◆ **Description of the task**
Return each line of the data below that contains the string "icon".

Element data from apps and pages
+ + + + + + +

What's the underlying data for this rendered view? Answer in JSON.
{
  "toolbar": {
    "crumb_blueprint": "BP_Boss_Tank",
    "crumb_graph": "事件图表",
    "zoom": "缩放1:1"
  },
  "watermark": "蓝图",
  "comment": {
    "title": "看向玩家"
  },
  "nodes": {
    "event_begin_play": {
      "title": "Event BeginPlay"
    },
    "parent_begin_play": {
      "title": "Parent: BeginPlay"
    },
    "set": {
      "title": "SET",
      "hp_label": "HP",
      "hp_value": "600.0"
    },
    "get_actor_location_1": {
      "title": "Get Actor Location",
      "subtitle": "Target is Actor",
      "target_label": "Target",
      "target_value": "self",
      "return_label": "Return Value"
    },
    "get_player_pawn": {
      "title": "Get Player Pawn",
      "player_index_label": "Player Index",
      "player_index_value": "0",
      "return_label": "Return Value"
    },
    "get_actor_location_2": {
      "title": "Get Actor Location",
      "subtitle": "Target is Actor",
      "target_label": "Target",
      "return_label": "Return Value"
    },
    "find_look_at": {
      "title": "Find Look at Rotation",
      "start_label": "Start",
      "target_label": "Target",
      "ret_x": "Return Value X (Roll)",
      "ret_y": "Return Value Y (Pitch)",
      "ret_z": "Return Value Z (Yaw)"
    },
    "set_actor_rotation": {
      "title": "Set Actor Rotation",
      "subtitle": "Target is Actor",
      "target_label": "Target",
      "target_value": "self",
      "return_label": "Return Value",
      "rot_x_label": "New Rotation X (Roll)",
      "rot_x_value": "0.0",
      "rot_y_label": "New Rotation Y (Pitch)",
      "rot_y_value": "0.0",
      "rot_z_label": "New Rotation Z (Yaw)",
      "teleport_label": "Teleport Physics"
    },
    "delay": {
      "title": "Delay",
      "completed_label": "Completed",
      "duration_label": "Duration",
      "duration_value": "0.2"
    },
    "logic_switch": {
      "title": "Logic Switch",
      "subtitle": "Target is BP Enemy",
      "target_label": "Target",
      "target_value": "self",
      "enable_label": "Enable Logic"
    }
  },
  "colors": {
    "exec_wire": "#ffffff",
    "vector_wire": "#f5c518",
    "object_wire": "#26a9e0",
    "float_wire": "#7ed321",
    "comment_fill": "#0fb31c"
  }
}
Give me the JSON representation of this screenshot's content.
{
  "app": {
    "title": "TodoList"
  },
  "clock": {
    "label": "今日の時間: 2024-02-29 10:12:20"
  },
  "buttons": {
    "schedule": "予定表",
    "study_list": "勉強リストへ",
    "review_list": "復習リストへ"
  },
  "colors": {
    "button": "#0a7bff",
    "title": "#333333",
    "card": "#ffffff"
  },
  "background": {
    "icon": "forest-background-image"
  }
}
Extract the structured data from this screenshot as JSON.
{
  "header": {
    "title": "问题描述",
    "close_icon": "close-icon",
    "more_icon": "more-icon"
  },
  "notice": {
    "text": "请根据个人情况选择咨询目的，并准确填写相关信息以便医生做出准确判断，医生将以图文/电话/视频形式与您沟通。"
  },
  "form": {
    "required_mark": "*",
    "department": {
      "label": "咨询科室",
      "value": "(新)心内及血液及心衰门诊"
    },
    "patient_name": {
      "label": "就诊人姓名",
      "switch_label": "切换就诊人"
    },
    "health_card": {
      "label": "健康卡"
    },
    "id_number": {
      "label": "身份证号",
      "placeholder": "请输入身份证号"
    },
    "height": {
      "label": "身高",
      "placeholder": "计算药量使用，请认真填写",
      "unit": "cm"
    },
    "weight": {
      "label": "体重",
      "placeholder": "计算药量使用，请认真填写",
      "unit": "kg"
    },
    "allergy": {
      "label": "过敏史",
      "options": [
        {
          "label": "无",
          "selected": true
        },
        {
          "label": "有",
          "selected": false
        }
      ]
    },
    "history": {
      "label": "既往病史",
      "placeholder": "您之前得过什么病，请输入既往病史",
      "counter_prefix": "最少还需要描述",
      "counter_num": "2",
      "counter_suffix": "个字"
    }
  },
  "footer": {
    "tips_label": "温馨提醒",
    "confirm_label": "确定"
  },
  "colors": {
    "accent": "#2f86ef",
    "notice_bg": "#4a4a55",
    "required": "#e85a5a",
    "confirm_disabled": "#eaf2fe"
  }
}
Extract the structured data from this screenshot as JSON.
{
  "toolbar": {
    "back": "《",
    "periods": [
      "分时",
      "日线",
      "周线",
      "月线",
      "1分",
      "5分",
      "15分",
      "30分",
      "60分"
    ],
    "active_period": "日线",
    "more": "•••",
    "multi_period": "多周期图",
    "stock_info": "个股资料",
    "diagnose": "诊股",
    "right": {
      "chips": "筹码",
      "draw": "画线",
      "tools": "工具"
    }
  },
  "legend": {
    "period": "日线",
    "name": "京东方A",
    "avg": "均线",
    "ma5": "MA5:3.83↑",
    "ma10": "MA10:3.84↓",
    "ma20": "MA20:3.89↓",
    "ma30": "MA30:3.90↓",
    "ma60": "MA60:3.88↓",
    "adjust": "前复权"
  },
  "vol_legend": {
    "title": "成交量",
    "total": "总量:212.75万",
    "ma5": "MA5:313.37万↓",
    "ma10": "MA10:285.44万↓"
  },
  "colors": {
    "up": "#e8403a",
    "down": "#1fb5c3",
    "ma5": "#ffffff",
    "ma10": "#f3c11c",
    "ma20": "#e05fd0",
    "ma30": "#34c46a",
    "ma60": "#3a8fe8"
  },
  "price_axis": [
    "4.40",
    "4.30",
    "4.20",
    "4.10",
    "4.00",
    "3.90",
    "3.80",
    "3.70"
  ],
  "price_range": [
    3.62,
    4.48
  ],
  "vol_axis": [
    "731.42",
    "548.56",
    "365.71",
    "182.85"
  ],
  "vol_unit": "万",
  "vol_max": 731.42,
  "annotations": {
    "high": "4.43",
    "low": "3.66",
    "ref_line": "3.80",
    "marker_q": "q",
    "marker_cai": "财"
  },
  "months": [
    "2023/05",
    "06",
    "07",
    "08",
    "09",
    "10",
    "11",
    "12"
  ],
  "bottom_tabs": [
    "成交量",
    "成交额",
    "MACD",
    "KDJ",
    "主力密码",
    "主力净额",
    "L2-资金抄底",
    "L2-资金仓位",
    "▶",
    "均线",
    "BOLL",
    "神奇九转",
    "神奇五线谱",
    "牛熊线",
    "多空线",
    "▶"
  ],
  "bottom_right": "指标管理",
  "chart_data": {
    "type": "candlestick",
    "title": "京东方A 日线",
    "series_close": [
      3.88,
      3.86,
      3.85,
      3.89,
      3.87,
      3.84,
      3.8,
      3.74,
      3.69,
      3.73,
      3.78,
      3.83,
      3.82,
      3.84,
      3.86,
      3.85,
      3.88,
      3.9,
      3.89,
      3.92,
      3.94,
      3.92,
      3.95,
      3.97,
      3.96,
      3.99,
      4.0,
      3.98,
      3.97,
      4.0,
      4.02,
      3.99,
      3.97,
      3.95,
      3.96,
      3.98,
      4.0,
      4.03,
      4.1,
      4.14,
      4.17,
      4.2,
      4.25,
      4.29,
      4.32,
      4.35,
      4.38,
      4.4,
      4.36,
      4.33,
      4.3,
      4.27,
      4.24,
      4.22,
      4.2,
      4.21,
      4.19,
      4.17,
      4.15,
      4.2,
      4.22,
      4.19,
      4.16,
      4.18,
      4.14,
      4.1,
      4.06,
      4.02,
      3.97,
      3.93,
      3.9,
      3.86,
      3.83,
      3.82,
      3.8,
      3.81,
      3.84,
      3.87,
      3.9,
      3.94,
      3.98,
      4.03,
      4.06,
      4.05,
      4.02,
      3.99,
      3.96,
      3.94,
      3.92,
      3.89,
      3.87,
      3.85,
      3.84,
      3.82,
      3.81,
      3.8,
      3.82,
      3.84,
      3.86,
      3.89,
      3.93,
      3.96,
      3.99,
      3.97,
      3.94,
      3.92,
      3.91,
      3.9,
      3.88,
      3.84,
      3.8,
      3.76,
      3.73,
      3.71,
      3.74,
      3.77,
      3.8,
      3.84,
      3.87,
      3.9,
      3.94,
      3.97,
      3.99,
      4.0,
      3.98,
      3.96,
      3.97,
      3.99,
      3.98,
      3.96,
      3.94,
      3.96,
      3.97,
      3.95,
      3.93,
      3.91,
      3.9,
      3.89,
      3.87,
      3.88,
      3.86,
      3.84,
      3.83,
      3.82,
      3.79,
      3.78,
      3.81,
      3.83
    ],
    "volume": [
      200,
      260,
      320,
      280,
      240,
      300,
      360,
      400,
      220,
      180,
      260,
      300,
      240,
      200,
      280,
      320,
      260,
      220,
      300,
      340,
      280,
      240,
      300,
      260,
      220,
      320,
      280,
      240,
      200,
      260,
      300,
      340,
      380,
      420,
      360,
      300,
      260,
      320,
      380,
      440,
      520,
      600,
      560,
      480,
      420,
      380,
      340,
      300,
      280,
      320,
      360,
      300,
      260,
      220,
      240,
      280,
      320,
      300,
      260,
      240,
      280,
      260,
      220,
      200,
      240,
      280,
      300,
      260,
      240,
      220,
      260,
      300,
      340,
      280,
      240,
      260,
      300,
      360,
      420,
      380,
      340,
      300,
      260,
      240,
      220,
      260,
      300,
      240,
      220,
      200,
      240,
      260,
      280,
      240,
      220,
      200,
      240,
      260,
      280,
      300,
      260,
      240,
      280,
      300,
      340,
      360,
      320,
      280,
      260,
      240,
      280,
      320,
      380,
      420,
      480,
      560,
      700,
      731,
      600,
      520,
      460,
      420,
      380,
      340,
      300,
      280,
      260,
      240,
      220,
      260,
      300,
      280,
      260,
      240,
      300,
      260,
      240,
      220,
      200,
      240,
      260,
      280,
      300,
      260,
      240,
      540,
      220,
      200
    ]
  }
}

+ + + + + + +

◆ **Answer box**
    "icon": "forest-background-image"
    "close_icon": "close-icon",
    "more_icon": "more-icon"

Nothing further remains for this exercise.